This report concludes that the primary source of the “implementation gap” is the skewed incentive structure underlying the current system—a structure that all but guarantees overclassification will occur. Numerous incentives push powerfully in the direction of classification, including the culture of secrecy that pervades some government agencies; the desire to conceal information that would reveal governmental misconduct or incompetence; the relative ease with which executive officials can implement policy when involvement by other officials, members of Congress, and the public is limited; the pressure to err on the side of classification rather than risk official sanctions or public condemnation for revealing sensitive information; and the simple press of business, which discourages giving thoughtful consideration to classification decisions. By contrast, there are essentially no incentives to refrain from or challenge improper classification. After all, classification is an easy exercise that can be accomplished with little effort or reflection; those who classify documents improperly are rarely if ever held accountable—indeed, there is no reliable mechanism in place to identify them; classifiers receive insufficient training in the limits of their authority; and those who have access to classified information are neither encouraged to challenge improper classification decisions nor rewarded for doing so.

In order to succeed, any effort to reduce overclassification must address this problem of skewed incentives. The final chapter of this report sets forth a reform proposal that would rebalance existing incentives, primarily by introducing accountability into the classification system. The proposal consists of six main parts:

  • When classifying documents, officials would be required to complete short electronic forms in which they would provide explanations for their classification decisions.
  • In each agency with classification authority, the Office of the Inspector General would conduct “spot audits” of classifiers, identifying those who exhibit serious tendencies to overclassify and subjecting them to periodic follow-up audits.
  • Successive unsatisfactory audit results would result in mandatory escalating consequences for the individual classifier, agency management, and the agency itself.
  • Agencies would be required to spend at least eight percent of their security classification budgets on training and to obtain approval of their training materials from the government office that oversees classification.
  • Derivative classifiers (those who carry forward classification decisions made by others) would be “held harmless” if they failed to classify information whose status was ambiguous.
  • Agencies would establish procedures to allow authorized holders of classified information to challenge classification decisions anonymously, and those who brought successful challenges would be given small cash awards.

We recommend that this proposal be implemented as a pilot project at one or more agencies. This could be accomplished largely if not exclusively through executive order and implementing regulation. The results of the project should be closely tracked and evaluated to assess both its benefits and its costs.

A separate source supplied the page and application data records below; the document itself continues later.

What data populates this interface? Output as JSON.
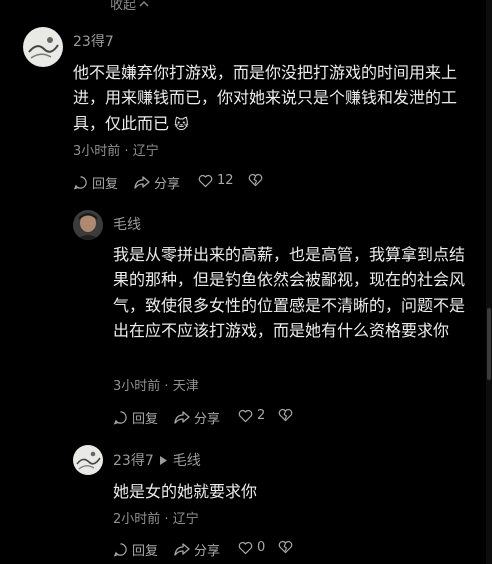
{
  "top": {
    "collapse_label": "收起"
  },
  "comments": [
    {
      "username": "23得7",
      "text": "他不是嫌弃你打游戏，而是你没把打游戏的时间用来上进，用来赚钱而已，你对她来说只是个赚钱和发泄的工具，仅此而已",
      "emoji": "🐱",
      "time": "3小时前",
      "location": "辽宁",
      "reply_label": "回复",
      "share_label": "分享",
      "likes": "12"
    },
    {
      "username": "毛线",
      "text": "我是从零拼出来的高薪，也是高管，我算拿到点结果的那种，但是钓鱼依然会被鄙视，现在的社会风气，致使很多女性的位置感是不清晰的，问题不是出在应不应该打游戏，而是她有什么资格要求你",
      "time": "3小时前",
      "location": "天津",
      "reply_label": "回复",
      "share_label": "分享",
      "likes": "2"
    },
    {
      "username": "23得7",
      "reply_to": "毛线",
      "text": "她是女的她就要求你",
      "time": "2小时前",
      "location": "辽宁",
      "reply_label": "回复",
      "share_label": "分享",
      "likes": "0"
    }
  ],
  "icons": [
    "chevron-up-icon",
    "reply-icon",
    "share-icon",
    "heart-icon",
    "dislike-heart-icon",
    "play-arrow-icon"
  ]
}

If the proposal yields the expected dividends, it could be expanded through legislation. One thing is certain: the status quo is untenable. The classification system must be reformed if we are to preserve the critical role that transparent government plays in a functioning democracy.